At times, we place leaders on a pedestal. We think they are larger than life or different from us. But leaders are people. We have relationships with people, and trust is a foundational component of all relationships.
We can all be better leaders in the various roles we fill. Leaders influence and inspire others to work together toward a common goal. In order to be influenced and inspired, we must trust the leader’s competency, character, and intentions.
“Leaders influence and inspire others to work together toward a common goal.” -Sean Lynch
Character and credibility are two keys to creating trust.
Character is important because, before we can lead others, we must lead ourselves. We must get in touch with our most deeply held values and intentionally act in accordance with those values. If we talk about work-life balance, and then regularly call co-workers after hours and email them on weekends, others will see that our actions are at odds with what we say we value. People will question who we are, how we might act in the future, or how we might act under pressure. They will lose trust in us.
Determine your most closely held values and what matters most. Honestly assess where you have compromised your values, and identify ways to lead more consistently with your values.
“Character and credibility are two keys to creating trust.” -Sean Lynch
You can’t force people to trust you. You have to earn trust in ways that are meaningful to others. Credible performance builds trust. Here are some examples.
Start by understanding and meeting the standards of others. We usually strive to meet standards that we think are important. Yet, every time we interact with others, we are being judged. And the standards others judge us against may be very different from our own standards. If timeliness is important in your organization and you are constantly late for meetings, you are not meeting the standards of others and demonstrating credible performance.
Maintain a narrow “Say-Do” gap. Keep the difference between what you say you’re going to do (or what you are supposed to do) and what you actually do as narrow as possible. Be consistent. When you promise the report by Thursday, do you follow through? Or do you let it slide and hope no one will notice?
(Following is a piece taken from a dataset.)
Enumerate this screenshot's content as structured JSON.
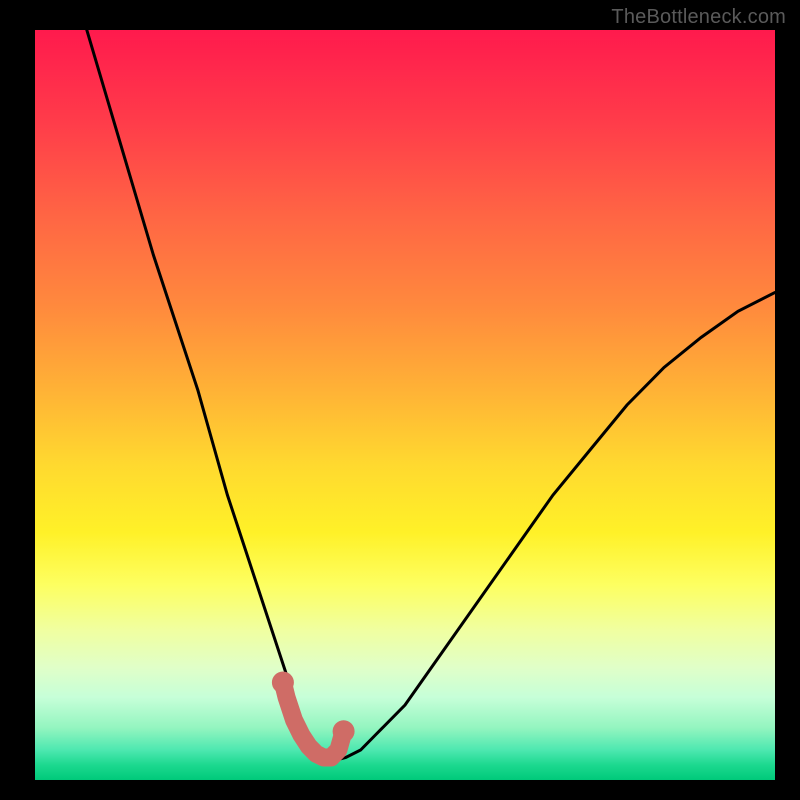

Clearly communicate intent and expectations and ensure people understand. Often we assume that people know what they are supposed to do. Don’t assume. Communicate what to do along with expectations and intentions. Bring clarity and focus by constantly, continuously communicating expectations and intent. Ensure everyone is on the same page so that people can act in ways that are consistent with intent even when you’re not around.
Finally, hold people accountable to those clearly communicated and well understood standards, intent, and expectations. Holding others accountable isn’t personal. With clear, well-communicated standards, intent, and expectations, holding people accountable is merely comparing their performance to the standard, intent, or expectation.